We begin with three engravings. The first is of #StBasilCathedral on the Red Square in Moscow. The next two are landscapes. The first with a farm stead and cow and the second with shepherd and flock. All three are titled and signed by the artist. The next pair are watercolours, once again signed and titled. The first being St Basil Cathedral again. One of a set of six which I have by the same artist. The second is a view of the #Atlantes holding the ceiling of the Hermitage Museum in St Petersburg. I attach a picture of the writing on the verso.
To finish, we have two drawings. One a portrait the other a city scene.
All of these are fine pieces of art each with their own specific reasons. Any Russian linguists – I would be thankful for an interpretation of any and all of the titles and signatures so that I might update this chapter.
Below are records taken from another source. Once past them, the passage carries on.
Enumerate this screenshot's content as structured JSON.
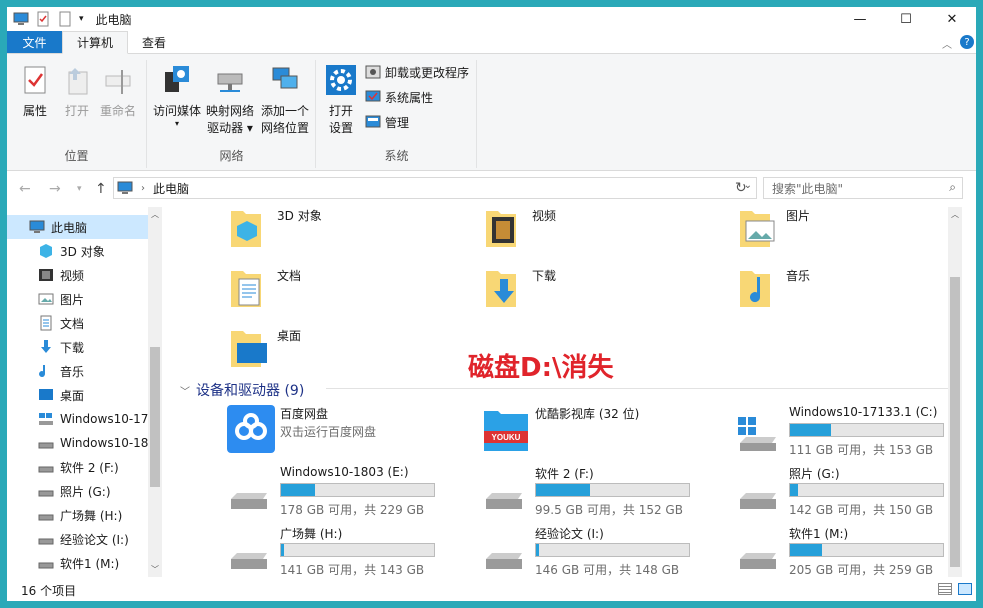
{
  "window": {
    "title": "此电脑",
    "minimize": "—",
    "maximize": "☐",
    "close": "✕"
  },
  "ribbon_tabs": [
    "文件",
    "计算机",
    "查看"
  ],
  "ribbon": {
    "groups": {
      "location": "位置",
      "network": "网络",
      "system": "系统"
    },
    "location": {
      "properties": "属性",
      "open": "打开",
      "rename": "重命名"
    },
    "network": {
      "media1": "访问媒体",
      "map1": "映射网络",
      "map2": "驱动器",
      "add1": "添加一个",
      "add2": "网络位置"
    },
    "system": {
      "open1": "打开",
      "open2": "设置",
      "uninstall": "卸载或更改程序",
      "sysprops": "系统属性",
      "manage": "管理"
    }
  },
  "address": {
    "path": "此电脑",
    "search_placeholder": "搜索\"此电脑\""
  },
  "sidebar": {
    "items": [
      "此电脑",
      "3D 对象",
      "视频",
      "图片",
      "文档",
      "下载",
      "音乐",
      "桌面",
      "Windows10-17",
      "Windows10-18",
      "软件 2 (F:)",
      "照片 (G:)",
      "广场舞 (H:)",
      "经验论文 (I:)",
      "软件1 (M:)"
    ]
  },
  "folders": [
    "3D 对象",
    "视频",
    "图片",
    "文档",
    "下载",
    "音乐",
    "桌面"
  ],
  "devices_header": "设备和驱动器 (9)",
  "overlay": "磁盘D:\\消失",
  "devices": [
    {
      "name": "百度网盘",
      "sub": "双击运行百度网盘",
      "type": "app"
    },
    {
      "name": "优酷影视库 (32 位)",
      "sub": "",
      "type": "app"
    },
    {
      "name": "Windows10-17133.1 (C:)",
      "cap": "111 GB 可用，共 153 GB",
      "used": 0.27
    },
    {
      "name": "Windows10-1803 (E:)",
      "cap": "178 GB 可用，共 229 GB",
      "used": 0.22
    },
    {
      "name": "软件 2 (F:)",
      "cap": "99.5 GB 可用，共 152 GB",
      "used": 0.35
    },
    {
      "name": "照片 (G:)",
      "cap": "142 GB 可用，共 150 GB",
      "used": 0.05
    },
    {
      "name": "广场舞 (H:)",
      "cap": "141 GB 可用，共 143 GB",
      "used": 0.02
    },
    {
      "name": "经验论文 (I:)",
      "cap": "146 GB 可用，共 148 GB",
      "used": 0.02
    },
    {
      "name": "软件1 (M:)",
      "cap": "205 GB 可用，共 259 GB",
      "used": 0.21
    }
  ],
  "status": {
    "count": "16 个项目"
  }
}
Thank you.
Today, we visit a Chinese artist, who is lauded as one of the greatest and most influential of the 20th century. His name – #LiKeran (1907-1989). A gifted and artistic child, Li’s talents extended from painting, to calligraphy, to music. He studied both traditional Chinese and Western art techniques. While at Shanghai Art College, he became inspired in the blending of eastern and western techniques to create a new form of expression in painting. From 1934, Li began to develop his work using ink and wash. He painted water buffalo and cowboys. Using his new ‘splashed ink’ technique, he was able to give new life to these traditional subjects. The appreciation of his work grew leading to an invitation (1946) via Xu Beihong to join the faculty at the Beijing National Art College. There he was mentored by Qi Baishi and Huang Binhong. Neither traditionalist nor reformist, Li is rather a painter remembered as a pioneer. A man who led the way in combining traditional and modern techniques into a new expression. The watercolour in my collection is signed ‘Keran’ and has one artist seal. It shows a young herdsman riding a water buffalo with another nearby. It displays his wonderful technique of shading using ink and wash.
Is it possible to be too successful as an artist. #GordonFrederickBrowne (1875-1932) was a prolific artist and illustrator of children’s books. He was exacting in his craftsmanship and strived for accuracy in his work in all details. He was so busy that success passed him by. His output was enormous – six or seven books a year as well a huge number of illustrations for magazines.
His father, #HablotKnightBrowne, also an illustrator of books is far better known. His father’s pseudonym was ‘Phiz’ and under this name he illustrated a number of books by author, Charles Dickens. It is estimated that Browne produced some 3,660 images during his working life. Browne amassed a huge collection of artefacts to assist in his accurate depiction of items. He concentrated on the text of the work he was working on. Identifying and focusing on the details being illustrated.
I have three pen and ink drawings by Gordon Frederick Browne in my collection. He signed his work GB. With such a vast output, I have yet to find to which story these drawings refer but I will keep looking.
Fame passed him by because he would work for everyone and anyone – even very poor quality publications. Had he focused on the more popular magazines or certain authors, he would likely be remembered today as a very fine illustrator. Even so, I think a lot of people have seen his work when they were young and not realised his vast artistic output.